##### Material for the task

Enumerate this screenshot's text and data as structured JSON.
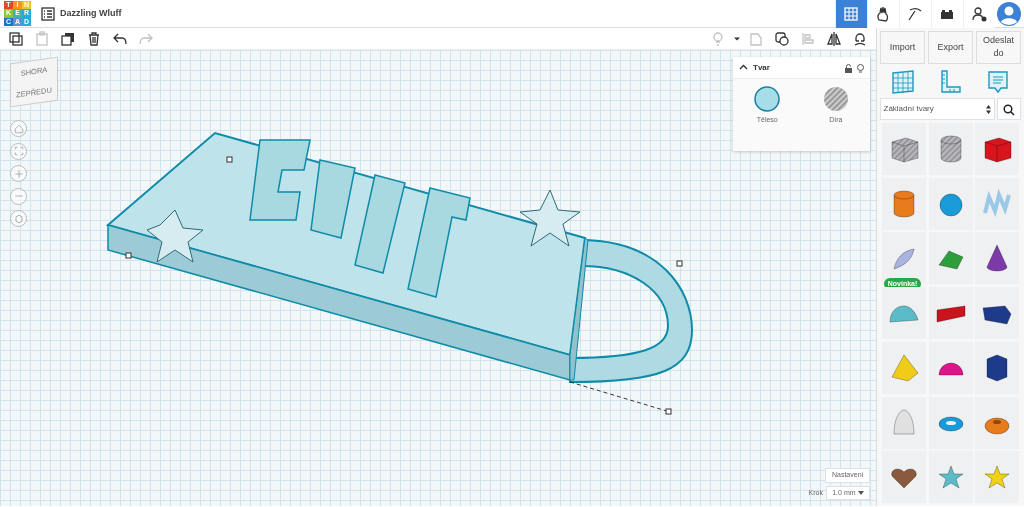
{
  "header": {
    "logo": [
      {
        "letter": "T",
        "color": "#e8432f"
      },
      {
        "letter": "I",
        "color": "#f7941d"
      },
      {
        "letter": "N",
        "color": "#f5c518"
      },
      {
        "letter": "K",
        "color": "#8cc63f"
      },
      {
        "letter": "E",
        "color": "#3cb4a0"
      },
      {
        "letter": "R",
        "color": "#27a9e1"
      },
      {
        "letter": "C",
        "color": "#1c75bc"
      },
      {
        "letter": "A",
        "color": "#5d8fd4"
      },
      {
        "letter": "D",
        "color": "#2aa9d8"
      }
    ],
    "project_title": "Dazzling Wluff",
    "modes": [
      {
        "kind": "grid",
        "selected": true
      },
      {
        "kind": "hand",
        "selected": false
      },
      {
        "kind": "pickaxe",
        "selected": false
      },
      {
        "kind": "brick",
        "selected": false
      },
      {
        "kind": "user-add",
        "selected": false
      }
    ]
  },
  "toolbar": {
    "left": [
      {
        "kind": "copy",
        "disabled": false
      },
      {
        "kind": "paste",
        "disabled": true
      },
      {
        "kind": "duplicate",
        "disabled": false
      },
      {
        "kind": "delete",
        "disabled": false
      },
      {
        "kind": "undo",
        "disabled": false
      },
      {
        "kind": "redo",
        "disabled": true
      }
    ],
    "right": [
      {
        "kind": "bulb",
        "disabled": true
      },
      {
        "kind": "caret",
        "disabled": false
      },
      {
        "kind": "group",
        "disabled": true
      },
      {
        "kind": "ungroup",
        "disabled": false
      },
      {
        "kind": "align",
        "disabled": true
      },
      {
        "kind": "mirror",
        "disabled": false
      },
      {
        "kind": "magnet",
        "disabled": false
      }
    ],
    "actions": [
      "Import",
      "Export",
      "Odeslat do"
    ]
  },
  "inspector": {
    "title": "Tvar",
    "options": [
      {
        "label": "Těleso",
        "kind": "solid",
        "selected": true
      },
      {
        "label": "Díra",
        "kind": "hole",
        "selected": false
      }
    ]
  },
  "view_cube": {
    "top": "SHORA",
    "front": "ZEPŘEDU"
  },
  "nav_controls": [
    {
      "kind": "home"
    },
    {
      "kind": "fit"
    },
    {
      "kind": "zoom-in"
    },
    {
      "kind": "zoom-out"
    },
    {
      "kind": "perspective"
    }
  ],
  "footer": {
    "settings": "Nastavení",
    "step_label": "Krok",
    "step_value": "1.0 mm"
  },
  "library": {
    "tabs": [
      {
        "kind": "workplane"
      },
      {
        "kind": "ruler"
      },
      {
        "kind": "notes"
      }
    ],
    "category": "Základní tvary",
    "shapes": [
      {
        "kind": "box",
        "color": "#b8b8be",
        "hatched": true
      },
      {
        "kind": "cylinder",
        "color": "#b8b8be",
        "hatched": true
      },
      {
        "kind": "box",
        "color": "#d8141d",
        "hatched": false
      },
      {
        "kind": "cylinder",
        "color": "#e87b1c",
        "hatched": false
      },
      {
        "kind": "sphere",
        "color": "#1a9ad6",
        "hatched": false
      },
      {
        "kind": "scribble",
        "color": "#9cc8e8",
        "hatched": false
      },
      {
        "kind": "pen",
        "color": "#a9b4e0",
        "hatched": false,
        "badge": "Novinka!"
      },
      {
        "kind": "roof",
        "color": "#2e9e3a",
        "hatched": false
      },
      {
        "kind": "cone",
        "color": "#7b3aa8",
        "hatched": false
      },
      {
        "kind": "halfcyl",
        "color": "#5bbcc8",
        "hatched": false
      },
      {
        "kind": "text",
        "color": "#c8141d",
        "hatched": false
      },
      {
        "kind": "wedge",
        "color": "#1e3a8a",
        "hatched": false
      },
      {
        "kind": "pyramid",
        "color": "#f0cc18",
        "hatched": false
      },
      {
        "kind": "hemisphere",
        "color": "#e0148a",
        "hatched": false
      },
      {
        "kind": "prism",
        "color": "#1e3a8a",
        "hatched": false
      },
      {
        "kind": "paraboloid",
        "color": "#e0e0e0",
        "hatched": false
      },
      {
        "kind": "torus",
        "color": "#1a9ad6",
        "hatched": false
      },
      {
        "kind": "tube",
        "color": "#e87b1c",
        "hatched": false
      },
      {
        "kind": "heart",
        "color": "#8b5a3c",
        "hatched": false
      },
      {
        "kind": "star",
        "color": "#5bbcc8",
        "hatched": false
      },
      {
        "kind": "star",
        "color": "#f0d018",
        "hatched": false
      }
    ]
  }
}
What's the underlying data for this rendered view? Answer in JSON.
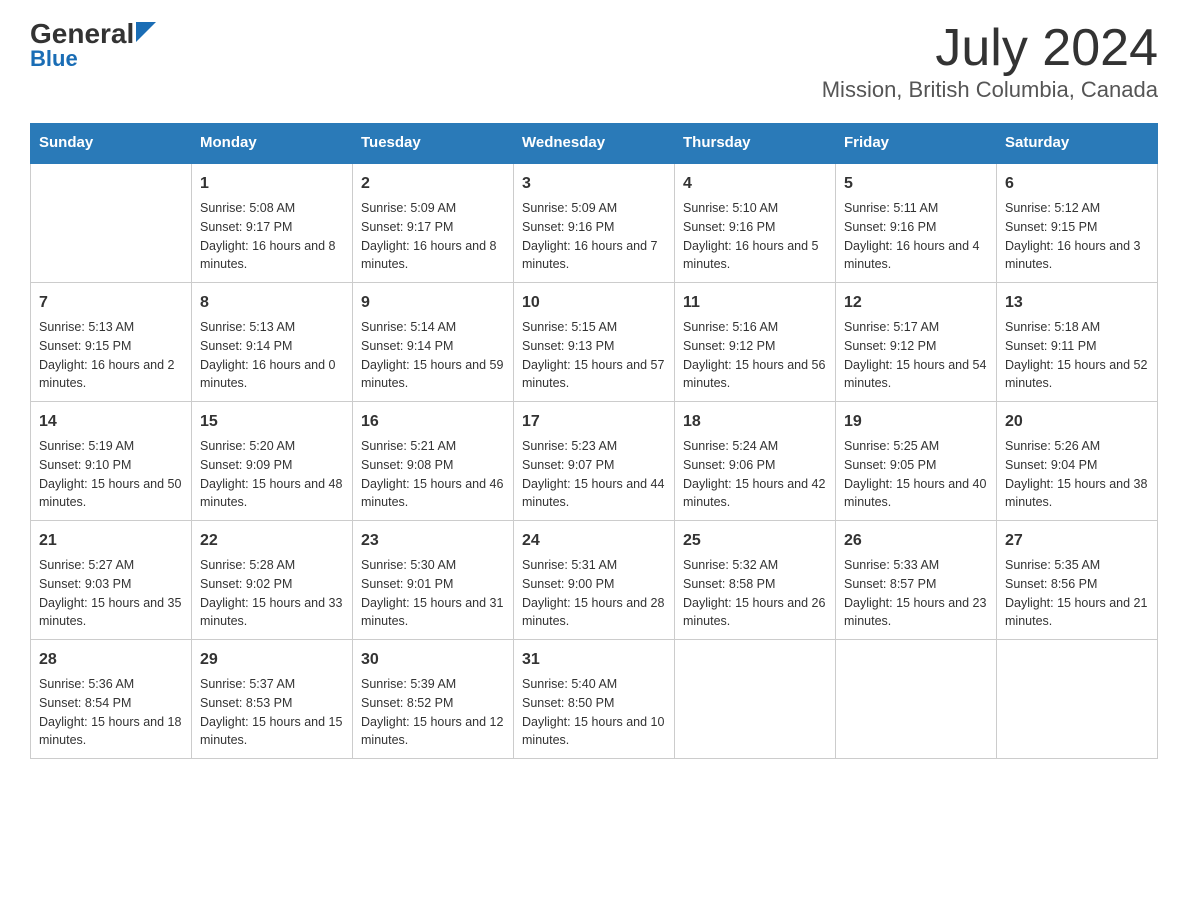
{
  "header": {
    "logo_general": "General",
    "logo_blue": "Blue",
    "title": "July 2024",
    "subtitle": "Mission, British Columbia, Canada"
  },
  "weekdays": [
    "Sunday",
    "Monday",
    "Tuesday",
    "Wednesday",
    "Thursday",
    "Friday",
    "Saturday"
  ],
  "weeks": [
    [
      {
        "day": "",
        "sunrise": "",
        "sunset": "",
        "daylight": ""
      },
      {
        "day": "1",
        "sunrise": "Sunrise: 5:08 AM",
        "sunset": "Sunset: 9:17 PM",
        "daylight": "Daylight: 16 hours and 8 minutes."
      },
      {
        "day": "2",
        "sunrise": "Sunrise: 5:09 AM",
        "sunset": "Sunset: 9:17 PM",
        "daylight": "Daylight: 16 hours and 8 minutes."
      },
      {
        "day": "3",
        "sunrise": "Sunrise: 5:09 AM",
        "sunset": "Sunset: 9:16 PM",
        "daylight": "Daylight: 16 hours and 7 minutes."
      },
      {
        "day": "4",
        "sunrise": "Sunrise: 5:10 AM",
        "sunset": "Sunset: 9:16 PM",
        "daylight": "Daylight: 16 hours and 5 minutes."
      },
      {
        "day": "5",
        "sunrise": "Sunrise: 5:11 AM",
        "sunset": "Sunset: 9:16 PM",
        "daylight": "Daylight: 16 hours and 4 minutes."
      },
      {
        "day": "6",
        "sunrise": "Sunrise: 5:12 AM",
        "sunset": "Sunset: 9:15 PM",
        "daylight": "Daylight: 16 hours and 3 minutes."
      }
    ],
    [
      {
        "day": "7",
        "sunrise": "Sunrise: 5:13 AM",
        "sunset": "Sunset: 9:15 PM",
        "daylight": "Daylight: 16 hours and 2 minutes."
      },
      {
        "day": "8",
        "sunrise": "Sunrise: 5:13 AM",
        "sunset": "Sunset: 9:14 PM",
        "daylight": "Daylight: 16 hours and 0 minutes."
      },
      {
        "day": "9",
        "sunrise": "Sunrise: 5:14 AM",
        "sunset": "Sunset: 9:14 PM",
        "daylight": "Daylight: 15 hours and 59 minutes."
      },
      {
        "day": "10",
        "sunrise": "Sunrise: 5:15 AM",
        "sunset": "Sunset: 9:13 PM",
        "daylight": "Daylight: 15 hours and 57 minutes."
      },
      {
        "day": "11",
        "sunrise": "Sunrise: 5:16 AM",
        "sunset": "Sunset: 9:12 PM",
        "daylight": "Daylight: 15 hours and 56 minutes."
      },
      {
        "day": "12",
        "sunrise": "Sunrise: 5:17 AM",
        "sunset": "Sunset: 9:12 PM",
        "daylight": "Daylight: 15 hours and 54 minutes."
      },
      {
        "day": "13",
        "sunrise": "Sunrise: 5:18 AM",
        "sunset": "Sunset: 9:11 PM",
        "daylight": "Daylight: 15 hours and 52 minutes."
      }
    ],
    [
      {
        "day": "14",
        "sunrise": "Sunrise: 5:19 AM",
        "sunset": "Sunset: 9:10 PM",
        "daylight": "Daylight: 15 hours and 50 minutes."
      },
      {
        "day": "15",
        "sunrise": "Sunrise: 5:20 AM",
        "sunset": "Sunset: 9:09 PM",
        "daylight": "Daylight: 15 hours and 48 minutes."
      },
      {
        "day": "16",
        "sunrise": "Sunrise: 5:21 AM",
        "sunset": "Sunset: 9:08 PM",
        "daylight": "Daylight: 15 hours and 46 minutes."
      },
      {
        "day": "17",
        "sunrise": "Sunrise: 5:23 AM",
        "sunset": "Sunset: 9:07 PM",
        "daylight": "Daylight: 15 hours and 44 minutes."
      },
      {
        "day": "18",
        "sunrise": "Sunrise: 5:24 AM",
        "sunset": "Sunset: 9:06 PM",
        "daylight": "Daylight: 15 hours and 42 minutes."
      },
      {
        "day": "19",
        "sunrise": "Sunrise: 5:25 AM",
        "sunset": "Sunset: 9:05 PM",
        "daylight": "Daylight: 15 hours and 40 minutes."
      },
      {
        "day": "20",
        "sunrise": "Sunrise: 5:26 AM",
        "sunset": "Sunset: 9:04 PM",
        "daylight": "Daylight: 15 hours and 38 minutes."
      }
    ],
    [
      {
        "day": "21",
        "sunrise": "Sunrise: 5:27 AM",
        "sunset": "Sunset: 9:03 PM",
        "daylight": "Daylight: 15 hours and 35 minutes."
      },
      {
        "day": "22",
        "sunrise": "Sunrise: 5:28 AM",
        "sunset": "Sunset: 9:02 PM",
        "daylight": "Daylight: 15 hours and 33 minutes."
      },
      {
        "day": "23",
        "sunrise": "Sunrise: 5:30 AM",
        "sunset": "Sunset: 9:01 PM",
        "daylight": "Daylight: 15 hours and 31 minutes."
      },
      {
        "day": "24",
        "sunrise": "Sunrise: 5:31 AM",
        "sunset": "Sunset: 9:00 PM",
        "daylight": "Daylight: 15 hours and 28 minutes."
      },
      {
        "day": "25",
        "sunrise": "Sunrise: 5:32 AM",
        "sunset": "Sunset: 8:58 PM",
        "daylight": "Daylight: 15 hours and 26 minutes."
      },
      {
        "day": "26",
        "sunrise": "Sunrise: 5:33 AM",
        "sunset": "Sunset: 8:57 PM",
        "daylight": "Daylight: 15 hours and 23 minutes."
      },
      {
        "day": "27",
        "sunrise": "Sunrise: 5:35 AM",
        "sunset": "Sunset: 8:56 PM",
        "daylight": "Daylight: 15 hours and 21 minutes."
      }
    ],
    [
      {
        "day": "28",
        "sunrise": "Sunrise: 5:36 AM",
        "sunset": "Sunset: 8:54 PM",
        "daylight": "Daylight: 15 hours and 18 minutes."
      },
      {
        "day": "29",
        "sunrise": "Sunrise: 5:37 AM",
        "sunset": "Sunset: 8:53 PM",
        "daylight": "Daylight: 15 hours and 15 minutes."
      },
      {
        "day": "30",
        "sunrise": "Sunrise: 5:39 AM",
        "sunset": "Sunset: 8:52 PM",
        "daylight": "Daylight: 15 hours and 12 minutes."
      },
      {
        "day": "31",
        "sunrise": "Sunrise: 5:40 AM",
        "sunset": "Sunset: 8:50 PM",
        "daylight": "Daylight: 15 hours and 10 minutes."
      },
      {
        "day": "",
        "sunrise": "",
        "sunset": "",
        "daylight": ""
      },
      {
        "day": "",
        "sunrise": "",
        "sunset": "",
        "daylight": ""
      },
      {
        "day": "",
        "sunrise": "",
        "sunset": "",
        "daylight": ""
      }
    ]
  ]
}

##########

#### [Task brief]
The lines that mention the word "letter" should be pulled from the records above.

#### [Response for this exercise]
        "letter": "T",
        "letter": "I",
        "letter": "N",
        "letter": "K",
        "letter": "E",
        "letter": "R",
        "letter": "C",
        "letter": "A",
        "letter": "D",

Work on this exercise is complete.